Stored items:
--- START ---

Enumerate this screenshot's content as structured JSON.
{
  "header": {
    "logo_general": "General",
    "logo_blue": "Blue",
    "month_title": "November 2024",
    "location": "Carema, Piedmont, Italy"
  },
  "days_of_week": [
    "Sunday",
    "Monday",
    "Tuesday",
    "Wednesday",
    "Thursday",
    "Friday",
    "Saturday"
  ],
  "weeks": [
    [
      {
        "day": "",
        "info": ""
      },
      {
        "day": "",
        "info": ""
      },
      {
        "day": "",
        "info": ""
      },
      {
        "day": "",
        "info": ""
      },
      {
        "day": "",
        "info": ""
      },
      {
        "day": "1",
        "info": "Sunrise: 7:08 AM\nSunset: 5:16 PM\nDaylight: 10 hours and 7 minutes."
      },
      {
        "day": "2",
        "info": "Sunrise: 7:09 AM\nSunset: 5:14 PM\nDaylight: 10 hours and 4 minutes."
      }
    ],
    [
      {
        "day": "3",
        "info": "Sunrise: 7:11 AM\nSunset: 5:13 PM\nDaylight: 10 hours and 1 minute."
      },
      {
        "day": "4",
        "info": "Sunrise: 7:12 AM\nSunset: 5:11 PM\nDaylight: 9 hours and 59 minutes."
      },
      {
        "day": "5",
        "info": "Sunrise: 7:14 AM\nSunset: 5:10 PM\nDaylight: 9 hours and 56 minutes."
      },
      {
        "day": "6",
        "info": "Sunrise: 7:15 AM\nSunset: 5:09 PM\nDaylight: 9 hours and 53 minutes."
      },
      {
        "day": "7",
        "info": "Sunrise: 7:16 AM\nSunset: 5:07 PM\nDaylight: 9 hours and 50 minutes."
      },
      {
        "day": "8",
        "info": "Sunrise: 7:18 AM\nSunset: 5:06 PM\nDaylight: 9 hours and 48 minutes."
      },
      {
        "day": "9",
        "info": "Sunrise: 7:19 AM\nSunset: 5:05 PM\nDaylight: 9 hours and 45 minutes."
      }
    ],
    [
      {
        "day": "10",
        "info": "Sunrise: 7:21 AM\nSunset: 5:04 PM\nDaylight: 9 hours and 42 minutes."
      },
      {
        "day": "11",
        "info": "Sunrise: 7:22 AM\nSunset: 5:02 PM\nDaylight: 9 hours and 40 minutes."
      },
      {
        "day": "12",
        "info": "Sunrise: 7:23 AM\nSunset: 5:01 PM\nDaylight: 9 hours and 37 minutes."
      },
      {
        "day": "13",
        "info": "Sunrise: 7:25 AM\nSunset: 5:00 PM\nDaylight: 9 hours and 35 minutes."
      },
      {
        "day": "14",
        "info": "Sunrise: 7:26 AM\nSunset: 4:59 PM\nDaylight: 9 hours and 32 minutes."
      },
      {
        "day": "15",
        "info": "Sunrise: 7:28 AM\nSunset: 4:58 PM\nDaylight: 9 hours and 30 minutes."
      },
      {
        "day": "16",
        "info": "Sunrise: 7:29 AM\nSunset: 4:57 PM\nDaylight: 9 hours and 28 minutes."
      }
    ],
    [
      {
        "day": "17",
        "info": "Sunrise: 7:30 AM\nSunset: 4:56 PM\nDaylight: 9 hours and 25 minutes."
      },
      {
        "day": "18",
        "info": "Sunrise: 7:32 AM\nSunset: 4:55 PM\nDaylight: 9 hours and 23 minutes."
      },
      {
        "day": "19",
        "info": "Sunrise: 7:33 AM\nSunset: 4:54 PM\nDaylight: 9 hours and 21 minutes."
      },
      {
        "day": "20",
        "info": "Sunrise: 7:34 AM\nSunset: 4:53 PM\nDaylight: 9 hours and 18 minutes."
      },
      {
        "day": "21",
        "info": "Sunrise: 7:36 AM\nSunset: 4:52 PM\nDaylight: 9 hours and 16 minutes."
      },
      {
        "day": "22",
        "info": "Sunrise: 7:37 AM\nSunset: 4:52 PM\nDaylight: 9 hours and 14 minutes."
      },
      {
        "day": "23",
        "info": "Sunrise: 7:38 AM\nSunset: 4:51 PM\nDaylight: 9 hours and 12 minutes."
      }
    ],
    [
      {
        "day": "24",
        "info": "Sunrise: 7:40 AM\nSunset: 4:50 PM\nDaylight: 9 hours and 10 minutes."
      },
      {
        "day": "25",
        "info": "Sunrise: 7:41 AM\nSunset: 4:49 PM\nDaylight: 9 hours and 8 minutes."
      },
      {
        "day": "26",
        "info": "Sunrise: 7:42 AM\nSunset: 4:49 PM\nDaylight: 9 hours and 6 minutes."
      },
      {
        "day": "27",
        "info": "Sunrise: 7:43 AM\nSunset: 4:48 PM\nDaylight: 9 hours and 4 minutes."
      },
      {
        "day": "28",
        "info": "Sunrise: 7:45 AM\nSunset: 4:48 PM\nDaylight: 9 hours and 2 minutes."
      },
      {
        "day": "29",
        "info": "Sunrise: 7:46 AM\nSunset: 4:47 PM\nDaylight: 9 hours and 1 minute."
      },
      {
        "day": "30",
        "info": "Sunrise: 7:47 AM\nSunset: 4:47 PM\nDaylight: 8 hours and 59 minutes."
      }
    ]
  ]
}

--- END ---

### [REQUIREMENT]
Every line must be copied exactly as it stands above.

### [ANSWER FOR THE TASK]
Enumerate this screenshot's content as structured JSON.
{
  "header": {
    "logo_general": "General",
    "logo_blue": "Blue",
    "month_title": "November 2024",
    "location": "Carema, Piedmont, Italy"
  },
  "days_of_week": [
    "Sunday",
    "Monday",
    "Tuesday",
    "Wednesday",
    "Thursday",
    "Friday",
    "Saturday"
  ],
  "weeks": [
    [
      {
        "day": "",
        "info": ""
      },
      {
        "day": "",
        "info": ""
      },
      {
        "day": "",
        "info": ""
      },
      {
        "day": "",
        "info": ""
      },
      {
        "day": "",
        "info": ""
      },
      {
        "day": "1",
        "info": "Sunrise: 7:08 AM\nSunset: 5:16 PM\nDaylight: 10 hours and 7 minutes."
      },
      {
        "day": "2",
        "info": "Sunrise: 7:09 AM\nSunset: 5:14 PM\nDaylight: 10 hours and 4 minutes."
      }
    ],
    [
      {
        "day": "3",
        "info": "Sunrise: 7:11 AM\nSunset: 5:13 PM\nDaylight: 10 hours and 1 minute."
      },
      {
        "day": "4",
        "info": "Sunrise: 7:12 AM\nSunset: 5:11 PM\nDaylight: 9 hours and 59 minutes."
      },
      {
        "day": "5",
        "info": "Sunrise: 7:14 AM\nSunset: 5:10 PM\nDaylight: 9 hours and 56 minutes."
      },
      {
        "day": "6",
        "info": "Sunrise: 7:15 AM\nSunset: 5:09 PM\nDaylight: 9 hours and 53 minutes."
      },
      {
        "day": "7",
        "info": "Sunrise: 7:16 AM\nSunset: 5:07 PM\nDaylight: 9 hours and 50 minutes."
      },
      {
        "day": "8",
        "info": "Sunrise: 7:18 AM\nSunset: 5:06 PM\nDaylight: 9 hours and 48 minutes."
      },
      {
        "day": "9",
        "info": "Sunrise: 7:19 AM\nSunset: 5:05 PM\nDaylight: 9 hours and 45 minutes."
      }
    ],
    [
      {
        "day": "10",
        "info": "Sunrise: 7:21 AM\nSunset: 5:04 PM\nDaylight: 9 hours and 42 minutes."
      },
      {
        "day": "11",
        "info": "Sunrise: 7:22 AM\nSunset: 5:02 PM\nDaylight: 9 hours and 40 minutes."
      },
      {
        "day": "12",
        "info": "Sunrise: 7:23 AM\nSunset: 5:01 PM\nDaylight: 9 hours and 37 minutes."
      },
      {
        "day": "13",
        "info": "Sunrise: 7:25 AM\nSunset: 5:00 PM\nDaylight: 9 hours and 35 minutes."
      },
      {
        "day": "14",
        "info": "Sunrise: 7:26 AM\nSunset: 4:59 PM\nDaylight: 9 hours and 32 minutes."
      },
      {
        "day": "15",
        "info": "Sunrise: 7:28 AM\nSunset: 4:58 PM\nDaylight: 9 hours and 30 minutes."
      },
      {
        "day": "16",
        "info": "Sunrise: 7:29 AM\nSunset: 4:57 PM\nDaylight: 9 hours and 28 minutes."
      }
    ],
    [
      {
        "day": "17",
        "info": "Sunrise: 7:30 AM\nSunset: 4:56 PM\nDaylight: 9 hours and 25 minutes."
      },
      {
        "day": "18",
        "info": "Sunrise: 7:32 AM\nSunset: 4:55 PM\nDaylight: 9 hours and 23 minutes."
      },
      {
        "day": "19",
        "info": "Sunrise: 7:33 AM\nSunset: 4:54 PM\nDaylight: 9 hours and 21 minutes."
      },
      {
        "day": "20",
        "info": "Sunrise: 7:34 AM\nSunset: 4:53 PM\nDaylight: 9 hours and 18 minutes."
      },
      {
        "day": "21",
        "info": "Sunrise: 7:36 AM\nSunset: 4:52 PM\nDaylight: 9 hours and 16 minutes."
      },
      {
        "day": "22",
        "info": "Sunrise: 7:37 AM\nSunset: 4:52 PM\nDaylight: 9 hours and 14 minutes."
      },
      {
        "day": "23",
        "info": "Sunrise: 7:38 AM\nSunset: 4:51 PM\nDaylight: 9 hours and 12 minutes."
      }
    ],
    [
      {
        "day": "24",
        "info": "Sunrise: 7:40 AM\nSunset: 4:50 PM\nDaylight: 9 hours and 10 minutes."
      },
      {
        "day": "25",
        "info": "Sunrise: 7:41 AM\nSunset: 4:49 PM\nDaylight: 9 hours and 8 minutes."
      },
      {
        "day": "26",
        "info": "Sunrise: 7:42 AM\nSunset: 4:49 PM\nDaylight: 9 hours and 6 minutes."
      },
      {
        "day": "27",
        "info": "Sunrise: 7:43 AM\nSunset: 4:48 PM\nDaylight: 9 hours and 4 minutes."
      },
      {
        "day": "28",
        "info": "Sunrise: 7:45 AM\nSunset: 4:48 PM\nDaylight: 9 hours and 2 minutes."
      },
      {
        "day": "29",
        "info": "Sunrise: 7:46 AM\nSunset: 4:47 PM\nDaylight: 9 hours and 1 minute."
      },
      {
        "day": "30",
        "info": "Sunrise: 7:47 AM\nSunset: 4:47 PM\nDaylight: 8 hours and 59 minutes."
      }
    ]
  ]
}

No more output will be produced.